In the Sunday New York Times magazine a few weeks ago there’s an article by Sam Anderson, “How Roland Barthes Gave Us the TV Recap”, that explores the pioneering work of French literary critic Roland Barthes (1915-1980) as well as the importance of consumer-generated cultural critique. Anderson writes:
“To my mind, the thing that’s exploding into relevance in our era is not mass culture but the critique of mass culture — the Barthesian dissection of everything, no matter how trivial. This happens everywhere now, often in real time. And this critical analysis is often as vital and interesting and consumable as the culture it discusses. Consider, for instance, the way the TV recap has evolved into a nearly independent creative form. So the critical analysis of pop culture has itself become a kind of pop culture. We seem to be approaching some kind of singularity — a collapse of creativity and criticism into one.”

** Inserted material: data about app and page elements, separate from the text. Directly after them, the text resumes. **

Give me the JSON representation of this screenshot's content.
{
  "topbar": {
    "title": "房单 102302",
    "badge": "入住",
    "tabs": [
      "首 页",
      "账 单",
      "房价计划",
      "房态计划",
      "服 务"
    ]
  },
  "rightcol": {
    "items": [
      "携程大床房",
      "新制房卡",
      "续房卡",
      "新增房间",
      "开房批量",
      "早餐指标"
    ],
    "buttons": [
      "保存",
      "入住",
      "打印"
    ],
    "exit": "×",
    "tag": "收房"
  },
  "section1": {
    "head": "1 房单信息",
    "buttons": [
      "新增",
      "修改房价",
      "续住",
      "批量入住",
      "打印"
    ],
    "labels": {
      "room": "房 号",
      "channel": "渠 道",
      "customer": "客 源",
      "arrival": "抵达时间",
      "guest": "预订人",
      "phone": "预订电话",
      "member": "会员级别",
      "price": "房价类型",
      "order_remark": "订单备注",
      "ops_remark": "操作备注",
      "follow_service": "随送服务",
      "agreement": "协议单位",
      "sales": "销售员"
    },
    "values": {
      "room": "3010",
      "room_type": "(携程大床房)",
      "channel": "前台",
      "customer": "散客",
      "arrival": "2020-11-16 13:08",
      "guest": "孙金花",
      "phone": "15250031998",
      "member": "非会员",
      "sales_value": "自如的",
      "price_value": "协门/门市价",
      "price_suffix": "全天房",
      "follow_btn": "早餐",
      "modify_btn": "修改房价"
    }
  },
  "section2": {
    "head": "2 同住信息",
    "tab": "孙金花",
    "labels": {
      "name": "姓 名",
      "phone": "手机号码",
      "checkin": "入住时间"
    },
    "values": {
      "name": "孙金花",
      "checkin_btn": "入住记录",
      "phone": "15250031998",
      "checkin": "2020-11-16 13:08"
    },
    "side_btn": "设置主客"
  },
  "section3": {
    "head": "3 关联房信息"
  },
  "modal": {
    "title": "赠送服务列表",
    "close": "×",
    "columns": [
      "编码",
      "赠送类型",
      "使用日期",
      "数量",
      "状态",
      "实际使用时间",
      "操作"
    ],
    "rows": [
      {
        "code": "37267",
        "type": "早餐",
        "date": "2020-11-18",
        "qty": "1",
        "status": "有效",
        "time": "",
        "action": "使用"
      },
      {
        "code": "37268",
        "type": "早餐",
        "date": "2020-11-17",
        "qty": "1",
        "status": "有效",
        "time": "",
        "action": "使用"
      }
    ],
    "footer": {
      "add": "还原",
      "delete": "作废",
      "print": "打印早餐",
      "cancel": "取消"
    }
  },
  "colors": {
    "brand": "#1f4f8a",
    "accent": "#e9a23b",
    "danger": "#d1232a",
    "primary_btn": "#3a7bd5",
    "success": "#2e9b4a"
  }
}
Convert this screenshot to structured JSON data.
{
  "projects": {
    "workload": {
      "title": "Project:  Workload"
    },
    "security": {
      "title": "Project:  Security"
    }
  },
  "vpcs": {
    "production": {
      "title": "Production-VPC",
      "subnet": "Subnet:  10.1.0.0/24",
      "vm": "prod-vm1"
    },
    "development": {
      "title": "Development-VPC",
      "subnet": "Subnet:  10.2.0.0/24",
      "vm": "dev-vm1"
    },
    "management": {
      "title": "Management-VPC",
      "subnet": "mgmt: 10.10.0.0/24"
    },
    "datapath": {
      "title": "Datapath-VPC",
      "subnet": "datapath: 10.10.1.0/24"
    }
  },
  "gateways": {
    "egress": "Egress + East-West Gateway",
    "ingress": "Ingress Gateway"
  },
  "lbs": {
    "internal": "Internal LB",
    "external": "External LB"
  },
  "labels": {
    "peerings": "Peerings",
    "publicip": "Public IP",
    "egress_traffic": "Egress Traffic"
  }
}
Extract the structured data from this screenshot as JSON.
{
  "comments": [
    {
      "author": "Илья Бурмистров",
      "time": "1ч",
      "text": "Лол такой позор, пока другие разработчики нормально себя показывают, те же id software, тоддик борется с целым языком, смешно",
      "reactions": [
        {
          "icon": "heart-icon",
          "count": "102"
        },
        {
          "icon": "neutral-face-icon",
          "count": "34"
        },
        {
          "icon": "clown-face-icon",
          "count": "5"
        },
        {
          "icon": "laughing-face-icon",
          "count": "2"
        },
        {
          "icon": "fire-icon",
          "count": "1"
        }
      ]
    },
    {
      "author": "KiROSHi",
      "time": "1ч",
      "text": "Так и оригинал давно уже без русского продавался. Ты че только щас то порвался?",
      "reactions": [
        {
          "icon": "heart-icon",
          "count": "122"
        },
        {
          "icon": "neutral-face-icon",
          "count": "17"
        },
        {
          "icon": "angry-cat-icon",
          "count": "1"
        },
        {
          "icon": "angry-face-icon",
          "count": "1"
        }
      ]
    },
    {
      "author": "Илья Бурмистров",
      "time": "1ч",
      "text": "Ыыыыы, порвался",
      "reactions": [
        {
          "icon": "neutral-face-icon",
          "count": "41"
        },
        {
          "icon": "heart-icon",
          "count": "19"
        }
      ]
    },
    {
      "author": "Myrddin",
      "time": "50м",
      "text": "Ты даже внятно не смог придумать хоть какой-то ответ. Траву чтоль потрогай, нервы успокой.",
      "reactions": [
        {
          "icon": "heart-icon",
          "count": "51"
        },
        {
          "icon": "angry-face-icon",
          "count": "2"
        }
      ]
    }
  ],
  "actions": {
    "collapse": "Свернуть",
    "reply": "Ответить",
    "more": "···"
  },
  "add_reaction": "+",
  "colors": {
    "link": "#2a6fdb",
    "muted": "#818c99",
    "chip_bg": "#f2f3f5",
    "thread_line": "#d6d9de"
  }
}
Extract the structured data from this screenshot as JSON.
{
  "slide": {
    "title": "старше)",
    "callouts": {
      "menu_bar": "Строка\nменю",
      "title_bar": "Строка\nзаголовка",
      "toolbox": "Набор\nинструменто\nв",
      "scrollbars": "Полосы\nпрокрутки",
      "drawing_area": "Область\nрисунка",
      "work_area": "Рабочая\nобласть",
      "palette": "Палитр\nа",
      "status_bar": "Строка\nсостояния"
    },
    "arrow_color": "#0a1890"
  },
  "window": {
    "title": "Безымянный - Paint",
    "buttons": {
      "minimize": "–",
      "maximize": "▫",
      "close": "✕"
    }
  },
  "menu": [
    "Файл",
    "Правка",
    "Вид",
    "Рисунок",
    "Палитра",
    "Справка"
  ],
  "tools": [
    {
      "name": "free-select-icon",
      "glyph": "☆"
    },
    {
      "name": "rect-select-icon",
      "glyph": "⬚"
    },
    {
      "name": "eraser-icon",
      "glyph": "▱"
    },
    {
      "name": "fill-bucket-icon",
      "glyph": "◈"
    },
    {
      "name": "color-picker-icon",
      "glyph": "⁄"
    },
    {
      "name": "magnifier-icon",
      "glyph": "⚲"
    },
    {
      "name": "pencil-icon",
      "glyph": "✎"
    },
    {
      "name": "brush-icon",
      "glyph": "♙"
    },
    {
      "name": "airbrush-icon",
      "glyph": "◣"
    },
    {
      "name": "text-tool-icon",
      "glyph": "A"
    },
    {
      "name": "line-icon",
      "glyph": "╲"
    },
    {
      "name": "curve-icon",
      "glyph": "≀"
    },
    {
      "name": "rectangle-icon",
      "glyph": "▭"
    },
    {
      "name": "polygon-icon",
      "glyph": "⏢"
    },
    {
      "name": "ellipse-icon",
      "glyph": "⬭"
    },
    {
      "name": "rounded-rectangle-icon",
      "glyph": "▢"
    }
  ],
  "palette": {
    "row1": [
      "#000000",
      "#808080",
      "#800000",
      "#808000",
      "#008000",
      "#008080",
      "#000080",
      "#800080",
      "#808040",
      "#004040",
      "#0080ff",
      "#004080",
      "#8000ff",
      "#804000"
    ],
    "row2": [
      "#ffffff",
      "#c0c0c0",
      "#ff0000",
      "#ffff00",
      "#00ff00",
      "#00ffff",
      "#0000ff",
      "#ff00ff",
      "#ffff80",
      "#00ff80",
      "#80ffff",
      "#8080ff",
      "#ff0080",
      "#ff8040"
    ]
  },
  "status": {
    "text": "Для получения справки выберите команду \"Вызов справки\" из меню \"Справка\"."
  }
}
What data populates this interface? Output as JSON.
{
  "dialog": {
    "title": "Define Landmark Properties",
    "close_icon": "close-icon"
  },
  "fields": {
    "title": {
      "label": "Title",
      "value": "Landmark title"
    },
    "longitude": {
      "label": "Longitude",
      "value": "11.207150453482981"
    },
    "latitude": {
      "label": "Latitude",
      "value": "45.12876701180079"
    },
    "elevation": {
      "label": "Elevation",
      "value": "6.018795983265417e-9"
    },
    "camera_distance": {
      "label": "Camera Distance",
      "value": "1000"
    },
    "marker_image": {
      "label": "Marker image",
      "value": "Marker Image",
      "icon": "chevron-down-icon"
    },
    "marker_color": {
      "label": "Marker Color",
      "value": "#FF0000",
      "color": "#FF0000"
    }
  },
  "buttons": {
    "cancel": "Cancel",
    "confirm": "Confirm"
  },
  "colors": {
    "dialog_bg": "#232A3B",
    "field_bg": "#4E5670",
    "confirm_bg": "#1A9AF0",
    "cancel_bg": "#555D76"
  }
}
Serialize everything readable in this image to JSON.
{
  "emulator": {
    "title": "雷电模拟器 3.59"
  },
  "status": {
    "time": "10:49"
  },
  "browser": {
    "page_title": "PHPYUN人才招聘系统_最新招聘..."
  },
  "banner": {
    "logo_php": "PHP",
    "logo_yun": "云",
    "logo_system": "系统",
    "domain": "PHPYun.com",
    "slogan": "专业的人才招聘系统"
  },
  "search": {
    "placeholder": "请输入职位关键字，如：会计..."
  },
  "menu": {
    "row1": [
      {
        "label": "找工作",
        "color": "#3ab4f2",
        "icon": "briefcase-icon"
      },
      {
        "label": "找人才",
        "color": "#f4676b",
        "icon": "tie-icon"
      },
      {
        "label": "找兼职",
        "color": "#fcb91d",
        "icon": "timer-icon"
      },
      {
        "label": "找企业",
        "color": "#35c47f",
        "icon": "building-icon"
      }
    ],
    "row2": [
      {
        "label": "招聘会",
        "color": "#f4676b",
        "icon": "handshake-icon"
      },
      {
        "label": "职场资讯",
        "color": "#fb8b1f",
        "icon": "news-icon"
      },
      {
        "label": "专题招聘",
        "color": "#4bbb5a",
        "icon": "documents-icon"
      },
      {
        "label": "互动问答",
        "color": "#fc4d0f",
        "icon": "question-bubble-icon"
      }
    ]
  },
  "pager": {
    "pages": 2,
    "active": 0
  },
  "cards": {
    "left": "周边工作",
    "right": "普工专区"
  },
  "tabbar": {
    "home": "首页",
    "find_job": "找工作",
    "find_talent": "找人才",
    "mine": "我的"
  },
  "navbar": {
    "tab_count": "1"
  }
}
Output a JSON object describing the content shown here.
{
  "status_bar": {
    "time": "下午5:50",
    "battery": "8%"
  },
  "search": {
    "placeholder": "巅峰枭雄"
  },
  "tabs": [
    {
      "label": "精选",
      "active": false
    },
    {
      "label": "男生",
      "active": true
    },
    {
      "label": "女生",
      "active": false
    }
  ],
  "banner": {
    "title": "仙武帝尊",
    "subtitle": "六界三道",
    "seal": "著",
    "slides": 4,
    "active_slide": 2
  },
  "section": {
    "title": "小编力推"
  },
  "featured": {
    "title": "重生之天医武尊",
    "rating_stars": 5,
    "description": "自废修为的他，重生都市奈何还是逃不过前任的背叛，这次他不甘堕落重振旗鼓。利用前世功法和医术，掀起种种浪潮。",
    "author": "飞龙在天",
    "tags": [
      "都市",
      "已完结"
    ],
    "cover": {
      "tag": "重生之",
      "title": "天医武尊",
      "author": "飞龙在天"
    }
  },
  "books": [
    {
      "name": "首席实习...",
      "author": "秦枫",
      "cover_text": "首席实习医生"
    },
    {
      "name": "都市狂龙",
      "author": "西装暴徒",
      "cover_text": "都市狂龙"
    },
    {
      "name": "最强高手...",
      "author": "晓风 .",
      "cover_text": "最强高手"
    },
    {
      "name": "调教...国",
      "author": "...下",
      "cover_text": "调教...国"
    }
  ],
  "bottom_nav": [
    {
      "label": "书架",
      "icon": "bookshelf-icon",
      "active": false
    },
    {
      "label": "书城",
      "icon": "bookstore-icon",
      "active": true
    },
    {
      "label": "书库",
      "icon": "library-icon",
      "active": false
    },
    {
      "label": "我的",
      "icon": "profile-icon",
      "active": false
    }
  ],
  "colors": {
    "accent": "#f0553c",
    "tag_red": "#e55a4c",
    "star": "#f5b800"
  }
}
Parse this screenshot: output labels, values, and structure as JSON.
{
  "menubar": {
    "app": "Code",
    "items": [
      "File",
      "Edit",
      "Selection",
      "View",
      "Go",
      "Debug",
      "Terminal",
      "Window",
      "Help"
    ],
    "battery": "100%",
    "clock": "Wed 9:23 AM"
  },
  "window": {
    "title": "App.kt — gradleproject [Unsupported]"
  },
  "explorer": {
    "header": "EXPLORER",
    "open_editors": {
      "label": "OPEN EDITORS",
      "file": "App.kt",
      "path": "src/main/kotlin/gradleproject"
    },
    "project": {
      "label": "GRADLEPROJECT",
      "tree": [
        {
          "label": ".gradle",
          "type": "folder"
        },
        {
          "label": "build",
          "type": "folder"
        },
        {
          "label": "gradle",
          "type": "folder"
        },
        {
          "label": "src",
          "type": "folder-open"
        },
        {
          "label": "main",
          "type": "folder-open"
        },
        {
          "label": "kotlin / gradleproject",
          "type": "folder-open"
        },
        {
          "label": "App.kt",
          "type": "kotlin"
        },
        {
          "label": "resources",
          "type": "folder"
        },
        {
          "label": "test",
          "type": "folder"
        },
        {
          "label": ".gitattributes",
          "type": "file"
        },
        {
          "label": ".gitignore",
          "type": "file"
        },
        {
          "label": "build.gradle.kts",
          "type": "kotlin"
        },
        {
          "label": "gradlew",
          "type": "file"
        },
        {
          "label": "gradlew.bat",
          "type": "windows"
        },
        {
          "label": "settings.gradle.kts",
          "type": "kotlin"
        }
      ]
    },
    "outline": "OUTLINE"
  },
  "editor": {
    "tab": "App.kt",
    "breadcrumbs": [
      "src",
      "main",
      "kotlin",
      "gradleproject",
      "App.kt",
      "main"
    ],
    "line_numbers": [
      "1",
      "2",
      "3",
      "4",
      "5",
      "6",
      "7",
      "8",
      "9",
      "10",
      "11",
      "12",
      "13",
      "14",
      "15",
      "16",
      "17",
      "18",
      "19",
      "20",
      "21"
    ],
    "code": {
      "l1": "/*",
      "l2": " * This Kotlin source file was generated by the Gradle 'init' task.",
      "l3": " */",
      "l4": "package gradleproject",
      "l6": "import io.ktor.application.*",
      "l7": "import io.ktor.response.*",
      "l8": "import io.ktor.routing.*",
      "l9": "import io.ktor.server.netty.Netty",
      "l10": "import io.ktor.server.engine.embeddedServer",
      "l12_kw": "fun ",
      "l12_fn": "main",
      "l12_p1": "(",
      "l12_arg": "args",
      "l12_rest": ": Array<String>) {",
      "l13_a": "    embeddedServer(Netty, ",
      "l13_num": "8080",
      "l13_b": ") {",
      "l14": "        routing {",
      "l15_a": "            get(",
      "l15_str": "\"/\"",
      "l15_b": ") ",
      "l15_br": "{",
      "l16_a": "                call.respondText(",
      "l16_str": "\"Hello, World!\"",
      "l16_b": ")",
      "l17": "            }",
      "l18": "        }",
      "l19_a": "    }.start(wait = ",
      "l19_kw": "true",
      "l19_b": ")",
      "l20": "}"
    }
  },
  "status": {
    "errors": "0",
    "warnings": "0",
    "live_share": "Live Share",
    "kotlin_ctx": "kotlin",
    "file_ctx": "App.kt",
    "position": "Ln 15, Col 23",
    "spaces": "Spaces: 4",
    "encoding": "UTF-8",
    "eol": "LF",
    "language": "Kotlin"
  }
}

I think Anderson has it right with his observation on the pervasiveness and importance of amateur cultural criticism in the mix of our everyday media consumption/production. Online it’s so easy to find communities of affinity for just about anything you have an affinity for, and there’s a lot of interesting blogs that do a fine job of sifting through cultural stuff and then feeding back on what it all means. And what makes amateur cultural criticism important is that first, it isn’t done for any reason other than the joy of trying to get something right, and second, this kind of enthusiastic writing-just-because-one-cares is a useful and accurate barometer of the value of today’s cultural stuff. After all, it’s in the talk about stuff that we recognize its social value. Whether it’s commenters on YouTube, bloggers, or participants in online forums, there’s a lot of critique and interpretation floating out there, ready for our further reading and thinking through.